[Website and app data records]
= Beginning of Section =
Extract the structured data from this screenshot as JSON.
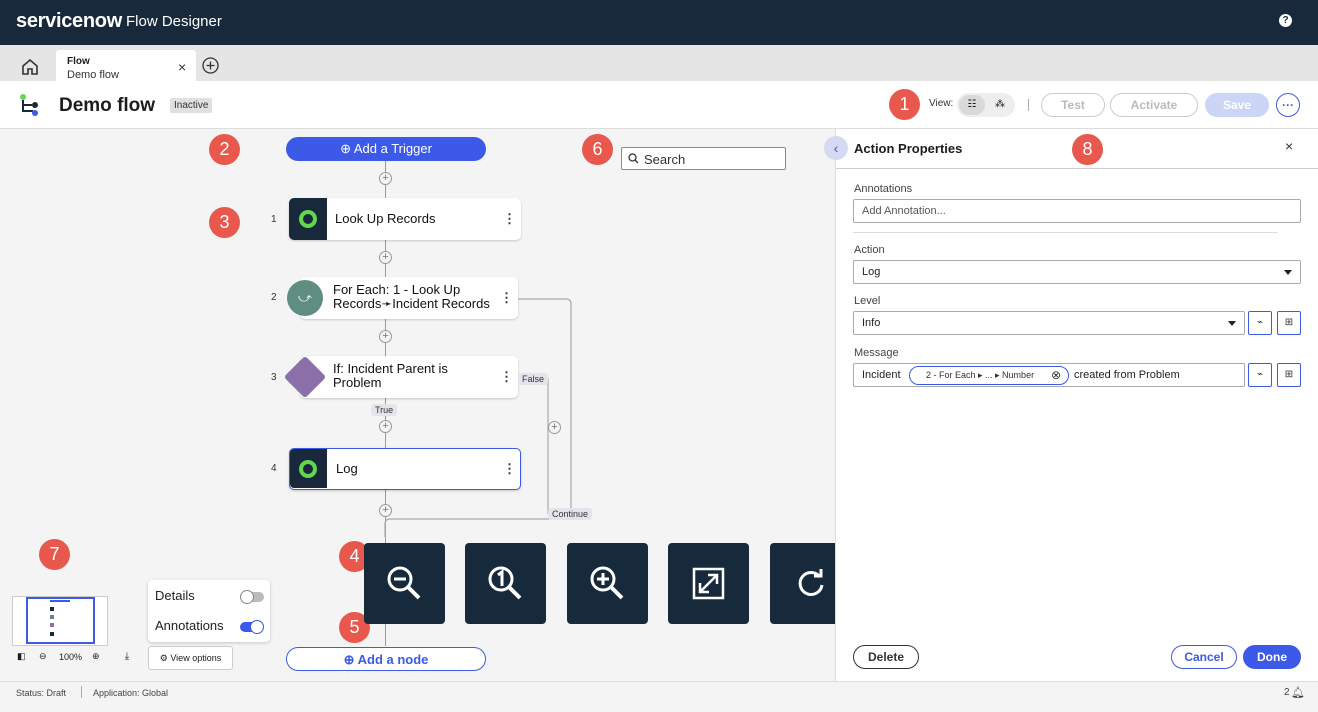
{
  "app": {
    "brand": "servicenow",
    "product": "Flow Designer",
    "help": "?"
  },
  "tabs": [
    {
      "type": "Flow",
      "name": "Demo flow",
      "close": "×"
    }
  ],
  "header": {
    "title": "Demo flow",
    "status": "Inactive",
    "view_label": "View:",
    "test": "Test",
    "activate": "Activate",
    "save": "Save",
    "more": "···"
  },
  "markers": [
    "1",
    "2",
    "3",
    "4",
    "5",
    "6",
    "7",
    "8"
  ],
  "canvas": {
    "trigger": "Add a Trigger",
    "search_placeholder": "Search",
    "steps": [
      {
        "num": "1",
        "label": "Look Up Records",
        "icon": "lookup-icon"
      },
      {
        "num": "2",
        "label": "For Each: 1 - Look Up Records➛Incident Records",
        "icon": "foreach-icon"
      },
      {
        "num": "3",
        "label": "If: Incident Parent is Problem",
        "icon": "if-icon"
      },
      {
        "num": "4",
        "label": "Log",
        "icon": "log-icon"
      }
    ],
    "branch_false": "False",
    "branch_true": "True",
    "branch_continue": "Continue",
    "add_node": "Add a node",
    "zoom_controls": [
      "zoom-out-icon",
      "zoom-reset-icon",
      "zoom-in-icon",
      "fit-screen-icon",
      "redo-icon",
      "undo-icon"
    ]
  },
  "minimap": {
    "zoom": "100%",
    "options": {
      "details": "Details",
      "annotations": "Annotations",
      "view_options": "View options"
    }
  },
  "panel": {
    "title": "Action Properties",
    "annotations_label": "Annotations",
    "annotations_placeholder": "Add Annotation...",
    "action_label": "Action",
    "action_value": "Log",
    "level_label": "Level",
    "level_value": "Info",
    "message_label": "Message",
    "message_prefix": "Incident",
    "message_pill": "2 - For Each ▸ ... ▸ Number",
    "message_suffix": "created from Problem",
    "delete": "Delete",
    "cancel": "Cancel",
    "done": "Done"
  },
  "status": {
    "status": "Status: Draft",
    "application": "Application: Global",
    "notif": "2"
  },
  "colors": {
    "accent": "#3c59e7",
    "dark": "#17293a",
    "marker": "#e8584c"
  }
}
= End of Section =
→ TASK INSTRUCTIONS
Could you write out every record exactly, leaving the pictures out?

→ SOLVED EXERCISE
Extract the structured data from this screenshot as JSON.
{
  "app": {
    "brand": "servicenow",
    "product": "Flow Designer",
    "help": "?"
  },
  "tabs": [
    {
      "type": "Flow",
      "name": "Demo flow",
      "close": "×"
    }
  ],
  "header": {
    "title": "Demo flow",
    "status": "Inactive",
    "view_label": "View:",
    "test": "Test",
    "activate": "Activate",
    "save": "Save",
    "more": "···"
  },
  "markers": [
    "1",
    "2",
    "3",
    "4",
    "5",
    "6",
    "7",
    "8"
  ],
  "canvas": {
    "trigger": "Add a Trigger",
    "search_placeholder": "Search",
    "steps": [
      {
        "num": "1",
        "label": "Look Up Records",
        "icon": "lookup-icon"
      },
      {
        "num": "2",
        "label": "For Each: 1 - Look Up Records➛Incident Records",
        "icon": "foreach-icon"
      },
      {
        "num": "3",
        "label": "If: Incident Parent is Problem",
        "icon": "if-icon"
      },
      {
        "num": "4",
        "label": "Log",
        "icon": "log-icon"
      }
    ],
    "branch_false": "False",
    "branch_true": "True",
    "branch_continue": "Continue",
    "add_node": "Add a node",
    "zoom_controls": [
      "zoom-out-icon",
      "zoom-reset-icon",
      "zoom-in-icon",
      "fit-screen-icon",
      "redo-icon",
      "undo-icon"
    ]
  },
  "minimap": {
    "zoom": "100%",
    "options": {
      "details": "Details",
      "annotations": "Annotations",
      "view_options": "View options"
    }
  },
  "panel": {
    "title": "Action Properties",
    "annotations_label": "Annotations",
    "annotations_placeholder": "Add Annotation...",
    "action_label": "Action",
    "action_value": "Log",
    "level_label": "Level",
    "level_value": "Info",
    "message_label": "Message",
    "message_prefix": "Incident",
    "message_pill": "2 - For Each ▸ ... ▸ Number",
    "message_suffix": "created from Problem",
    "delete": "Delete",
    "cancel": "Cancel",
    "done": "Done"
  },
  "status": {
    "status": "Status: Draft",
    "application": "Application: Global",
    "notif": "2"
  },
  "colors": {
    "accent": "#3c59e7",
    "dark": "#17293a",
    "marker": "#e8584c"
  }
}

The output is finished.